Data for processing below:

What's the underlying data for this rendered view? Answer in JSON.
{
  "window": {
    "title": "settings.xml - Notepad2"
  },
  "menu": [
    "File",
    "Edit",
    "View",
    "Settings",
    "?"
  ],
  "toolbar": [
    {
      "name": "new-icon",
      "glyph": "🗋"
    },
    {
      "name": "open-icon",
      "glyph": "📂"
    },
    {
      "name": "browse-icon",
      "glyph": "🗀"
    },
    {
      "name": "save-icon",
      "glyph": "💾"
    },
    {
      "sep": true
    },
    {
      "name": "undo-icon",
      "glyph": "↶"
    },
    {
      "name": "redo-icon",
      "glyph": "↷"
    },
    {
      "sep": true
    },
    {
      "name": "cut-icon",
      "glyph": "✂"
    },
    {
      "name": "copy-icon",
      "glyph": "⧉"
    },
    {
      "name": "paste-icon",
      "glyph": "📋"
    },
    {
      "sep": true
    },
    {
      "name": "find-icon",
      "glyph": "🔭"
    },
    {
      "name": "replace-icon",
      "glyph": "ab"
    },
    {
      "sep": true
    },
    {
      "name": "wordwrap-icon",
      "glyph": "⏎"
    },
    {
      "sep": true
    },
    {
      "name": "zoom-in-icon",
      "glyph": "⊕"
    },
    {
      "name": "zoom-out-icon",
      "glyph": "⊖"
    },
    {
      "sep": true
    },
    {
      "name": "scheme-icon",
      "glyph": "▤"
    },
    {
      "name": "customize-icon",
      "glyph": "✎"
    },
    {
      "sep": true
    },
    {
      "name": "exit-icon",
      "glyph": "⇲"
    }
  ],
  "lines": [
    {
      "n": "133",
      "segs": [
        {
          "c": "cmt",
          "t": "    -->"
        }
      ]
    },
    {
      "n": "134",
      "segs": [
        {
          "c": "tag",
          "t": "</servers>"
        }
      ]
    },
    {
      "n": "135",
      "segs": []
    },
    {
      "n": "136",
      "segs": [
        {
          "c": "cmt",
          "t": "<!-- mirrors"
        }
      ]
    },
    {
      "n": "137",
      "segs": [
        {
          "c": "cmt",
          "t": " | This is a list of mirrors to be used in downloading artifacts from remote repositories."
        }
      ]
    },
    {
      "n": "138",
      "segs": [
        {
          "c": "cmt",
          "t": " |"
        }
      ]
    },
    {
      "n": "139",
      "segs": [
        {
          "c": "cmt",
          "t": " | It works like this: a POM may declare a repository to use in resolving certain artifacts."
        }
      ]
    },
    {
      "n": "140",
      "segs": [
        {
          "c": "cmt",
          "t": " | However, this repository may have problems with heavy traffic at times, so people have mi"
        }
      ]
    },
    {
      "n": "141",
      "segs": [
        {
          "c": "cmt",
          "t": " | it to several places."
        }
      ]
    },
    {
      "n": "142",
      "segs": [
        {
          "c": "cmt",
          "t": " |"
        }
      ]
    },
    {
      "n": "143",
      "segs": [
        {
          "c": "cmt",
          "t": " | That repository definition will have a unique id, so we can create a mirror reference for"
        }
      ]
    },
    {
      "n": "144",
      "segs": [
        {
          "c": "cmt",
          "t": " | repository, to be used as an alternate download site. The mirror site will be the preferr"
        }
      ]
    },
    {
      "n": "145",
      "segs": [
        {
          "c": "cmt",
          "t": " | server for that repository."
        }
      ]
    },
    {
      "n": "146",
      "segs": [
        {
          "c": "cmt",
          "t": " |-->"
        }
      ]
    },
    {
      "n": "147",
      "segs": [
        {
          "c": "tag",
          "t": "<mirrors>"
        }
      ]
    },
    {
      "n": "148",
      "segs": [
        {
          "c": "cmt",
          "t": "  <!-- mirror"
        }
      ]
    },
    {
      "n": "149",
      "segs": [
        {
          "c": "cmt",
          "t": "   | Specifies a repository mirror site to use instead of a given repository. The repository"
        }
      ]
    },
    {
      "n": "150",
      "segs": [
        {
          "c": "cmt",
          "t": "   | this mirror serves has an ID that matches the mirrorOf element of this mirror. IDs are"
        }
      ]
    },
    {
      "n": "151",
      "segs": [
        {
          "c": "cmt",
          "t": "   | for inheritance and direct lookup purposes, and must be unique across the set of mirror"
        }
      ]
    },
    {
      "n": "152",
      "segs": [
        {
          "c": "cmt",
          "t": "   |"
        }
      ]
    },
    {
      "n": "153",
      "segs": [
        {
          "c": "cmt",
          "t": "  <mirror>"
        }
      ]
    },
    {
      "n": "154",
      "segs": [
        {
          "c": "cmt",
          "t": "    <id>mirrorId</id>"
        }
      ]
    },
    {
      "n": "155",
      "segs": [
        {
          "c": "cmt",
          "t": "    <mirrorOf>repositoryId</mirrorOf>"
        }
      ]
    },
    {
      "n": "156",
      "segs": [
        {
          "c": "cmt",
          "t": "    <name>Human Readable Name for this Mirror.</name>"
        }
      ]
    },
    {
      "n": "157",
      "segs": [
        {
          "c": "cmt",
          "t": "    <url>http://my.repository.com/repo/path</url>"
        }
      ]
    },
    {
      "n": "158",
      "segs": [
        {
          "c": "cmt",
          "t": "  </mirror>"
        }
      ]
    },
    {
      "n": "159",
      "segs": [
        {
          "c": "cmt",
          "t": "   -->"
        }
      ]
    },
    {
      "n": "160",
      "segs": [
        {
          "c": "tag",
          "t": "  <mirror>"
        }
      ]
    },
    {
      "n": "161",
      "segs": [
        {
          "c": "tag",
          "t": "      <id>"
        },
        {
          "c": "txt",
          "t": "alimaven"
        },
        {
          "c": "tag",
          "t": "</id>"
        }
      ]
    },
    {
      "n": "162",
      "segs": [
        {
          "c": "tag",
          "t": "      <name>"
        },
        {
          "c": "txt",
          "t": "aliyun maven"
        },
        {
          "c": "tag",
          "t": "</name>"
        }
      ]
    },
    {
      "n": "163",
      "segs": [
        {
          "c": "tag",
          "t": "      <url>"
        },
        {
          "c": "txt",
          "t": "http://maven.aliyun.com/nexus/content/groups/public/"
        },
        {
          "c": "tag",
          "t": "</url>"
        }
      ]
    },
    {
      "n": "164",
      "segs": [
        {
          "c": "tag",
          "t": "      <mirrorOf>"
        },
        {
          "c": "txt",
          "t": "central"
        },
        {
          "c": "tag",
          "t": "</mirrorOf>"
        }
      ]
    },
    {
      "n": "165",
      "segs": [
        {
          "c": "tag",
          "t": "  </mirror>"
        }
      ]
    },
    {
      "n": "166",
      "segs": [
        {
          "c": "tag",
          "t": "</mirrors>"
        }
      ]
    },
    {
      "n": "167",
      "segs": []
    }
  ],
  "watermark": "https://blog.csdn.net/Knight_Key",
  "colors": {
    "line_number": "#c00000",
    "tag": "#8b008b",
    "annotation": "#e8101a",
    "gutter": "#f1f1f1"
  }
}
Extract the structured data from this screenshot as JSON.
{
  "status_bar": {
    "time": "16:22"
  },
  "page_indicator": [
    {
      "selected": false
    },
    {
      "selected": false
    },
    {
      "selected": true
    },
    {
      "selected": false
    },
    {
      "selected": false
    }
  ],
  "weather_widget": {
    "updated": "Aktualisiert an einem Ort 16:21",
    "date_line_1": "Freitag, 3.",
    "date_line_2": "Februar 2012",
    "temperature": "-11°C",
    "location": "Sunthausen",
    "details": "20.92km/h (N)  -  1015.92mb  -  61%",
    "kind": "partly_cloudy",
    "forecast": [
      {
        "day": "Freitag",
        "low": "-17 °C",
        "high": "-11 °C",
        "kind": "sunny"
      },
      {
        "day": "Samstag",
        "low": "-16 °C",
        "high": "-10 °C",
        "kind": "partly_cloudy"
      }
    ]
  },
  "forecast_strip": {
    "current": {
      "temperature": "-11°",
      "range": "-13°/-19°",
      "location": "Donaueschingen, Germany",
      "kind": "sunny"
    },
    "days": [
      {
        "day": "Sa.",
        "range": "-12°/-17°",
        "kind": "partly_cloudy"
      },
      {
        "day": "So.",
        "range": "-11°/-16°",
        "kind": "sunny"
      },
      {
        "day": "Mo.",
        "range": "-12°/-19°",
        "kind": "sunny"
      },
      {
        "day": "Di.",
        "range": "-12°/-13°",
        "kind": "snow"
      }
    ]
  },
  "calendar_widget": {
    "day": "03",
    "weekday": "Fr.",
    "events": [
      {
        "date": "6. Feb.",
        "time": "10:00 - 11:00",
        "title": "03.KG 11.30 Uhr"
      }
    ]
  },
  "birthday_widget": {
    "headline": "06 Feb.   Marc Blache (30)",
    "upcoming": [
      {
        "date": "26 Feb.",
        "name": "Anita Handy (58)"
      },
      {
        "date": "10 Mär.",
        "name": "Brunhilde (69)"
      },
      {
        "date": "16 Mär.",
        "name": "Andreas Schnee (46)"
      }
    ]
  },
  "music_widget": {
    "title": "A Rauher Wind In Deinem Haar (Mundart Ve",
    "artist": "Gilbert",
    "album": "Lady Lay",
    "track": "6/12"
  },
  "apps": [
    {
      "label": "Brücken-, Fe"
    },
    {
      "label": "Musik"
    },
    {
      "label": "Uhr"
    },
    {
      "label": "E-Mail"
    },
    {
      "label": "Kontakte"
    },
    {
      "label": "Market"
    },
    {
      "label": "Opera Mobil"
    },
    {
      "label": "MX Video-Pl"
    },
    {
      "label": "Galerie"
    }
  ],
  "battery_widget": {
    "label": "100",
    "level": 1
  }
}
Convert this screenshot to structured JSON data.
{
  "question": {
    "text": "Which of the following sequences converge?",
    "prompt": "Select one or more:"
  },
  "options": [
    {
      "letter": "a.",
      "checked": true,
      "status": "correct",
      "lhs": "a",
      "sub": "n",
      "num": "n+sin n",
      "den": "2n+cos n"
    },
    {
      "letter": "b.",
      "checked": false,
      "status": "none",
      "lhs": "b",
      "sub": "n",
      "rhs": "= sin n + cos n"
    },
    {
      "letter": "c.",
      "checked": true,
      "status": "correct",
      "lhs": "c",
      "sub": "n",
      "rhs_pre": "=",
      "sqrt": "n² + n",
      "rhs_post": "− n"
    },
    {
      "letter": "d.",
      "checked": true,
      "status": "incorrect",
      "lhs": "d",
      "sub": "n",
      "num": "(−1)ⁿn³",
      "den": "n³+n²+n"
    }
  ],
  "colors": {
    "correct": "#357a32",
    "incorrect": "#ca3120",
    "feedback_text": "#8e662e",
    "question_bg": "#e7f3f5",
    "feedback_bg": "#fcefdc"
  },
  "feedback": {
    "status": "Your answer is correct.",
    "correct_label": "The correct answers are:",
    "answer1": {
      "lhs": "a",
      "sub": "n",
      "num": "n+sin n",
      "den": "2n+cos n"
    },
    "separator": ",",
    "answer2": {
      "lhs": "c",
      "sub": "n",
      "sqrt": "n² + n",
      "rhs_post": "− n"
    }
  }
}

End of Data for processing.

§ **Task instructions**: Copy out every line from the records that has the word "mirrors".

§ **Exercise answer**:
          "t": "<!-- mirrors"
          "t": " | This is a list of mirrors to be used in downloading artifacts from remote repositories."
          "t": "<mirrors>"
          "t": "</mirrors>"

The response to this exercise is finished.